Advertising to Boomers, Gen Xers and Gen Ys

MOspace/Manakin Repository

Breadcrumbs Navigation

Advertising to Boomers, Gen Xers and Gen Ys

Please use this identifier to cite or link to this item: http://hdl.handle.net/10355/4936

[+] show full item record


Title: Advertising to Boomers, Gen Xers and Gen Ys
Author: Weiland, Craig J.
Date: 2007
Publisher: University of Missouri--Columbia
Abstract: This thesis attempts to illuminate the processes and understanding by which art directors at major (national/international) ad agencies attempt to reach target generational demographics, specifically Baby Boomers, Gen Xers and Gen Ys. Seven focus group sessions were conducted among members of these generations (2 for Boomers, 2 for Gen Xers and 3 for Gen Ys). These discussions were driven by a set of six print ads selected from magazines intended to target these respective generations. Participants were asked to critique the ads, and comments were compared among those the ad was intended to target and unintended target demos. The focus group findings were then used as a basis for qualitative interviews with six practicing ad agency professionals, among them art directors and creative directors with considerable experience. The results indicate that many art directors practicing today do not have a clear understanding of the generations as market segments, and do not see them as discrete groups with unique identity traits with individual perspectives on advertising and media. While focus groups show a strong division of opinion of the generations toward advertising, art directors seem only intuitively aware of them, if at all. The findings of this thesis support the notion that over the next 10 years art directors will find previously held beliefs about once-successful techniques and strategies challenged by the maturation of a generational cohort that does not respond to certain messages the way the previous generation did. If advertising creatives aren't (and don't make themselves) aware of the differences in attitudes among the generations, they are likely to make egregious assumptions about the appropriateness of advertising messages in the future.
URI: http://hdl.handle.net/10355/4936
Other Identifiers: WeilandC-110508-T8939

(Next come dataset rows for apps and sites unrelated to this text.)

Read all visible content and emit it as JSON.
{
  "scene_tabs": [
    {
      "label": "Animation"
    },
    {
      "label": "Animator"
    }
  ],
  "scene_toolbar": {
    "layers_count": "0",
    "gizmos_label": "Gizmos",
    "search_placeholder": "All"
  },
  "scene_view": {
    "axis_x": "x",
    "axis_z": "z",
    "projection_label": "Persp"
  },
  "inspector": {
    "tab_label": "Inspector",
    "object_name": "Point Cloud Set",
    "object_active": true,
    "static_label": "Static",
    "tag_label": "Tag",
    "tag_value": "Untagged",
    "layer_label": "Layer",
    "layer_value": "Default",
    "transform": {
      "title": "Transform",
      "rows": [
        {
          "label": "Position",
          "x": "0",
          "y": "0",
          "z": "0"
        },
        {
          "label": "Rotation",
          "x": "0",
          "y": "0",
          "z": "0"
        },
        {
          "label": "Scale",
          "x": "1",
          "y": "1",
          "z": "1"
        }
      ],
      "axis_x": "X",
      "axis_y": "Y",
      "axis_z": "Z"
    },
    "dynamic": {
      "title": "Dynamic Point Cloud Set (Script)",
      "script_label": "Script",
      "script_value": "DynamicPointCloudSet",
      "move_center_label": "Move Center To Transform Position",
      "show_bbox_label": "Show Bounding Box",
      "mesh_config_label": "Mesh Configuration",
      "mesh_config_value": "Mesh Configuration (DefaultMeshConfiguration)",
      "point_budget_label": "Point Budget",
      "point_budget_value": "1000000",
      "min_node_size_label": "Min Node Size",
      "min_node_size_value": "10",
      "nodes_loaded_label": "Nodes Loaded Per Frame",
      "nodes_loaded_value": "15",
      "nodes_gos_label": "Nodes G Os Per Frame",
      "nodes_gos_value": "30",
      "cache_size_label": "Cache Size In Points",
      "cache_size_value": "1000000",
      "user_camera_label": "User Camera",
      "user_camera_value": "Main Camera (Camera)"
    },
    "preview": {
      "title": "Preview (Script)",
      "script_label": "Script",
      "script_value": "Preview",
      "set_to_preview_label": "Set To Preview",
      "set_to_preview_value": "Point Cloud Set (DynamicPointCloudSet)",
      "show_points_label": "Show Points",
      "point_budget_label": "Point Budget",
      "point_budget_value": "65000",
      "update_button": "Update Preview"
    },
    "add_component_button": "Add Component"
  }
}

This item appears in the following Collection(s)

[+] show full item record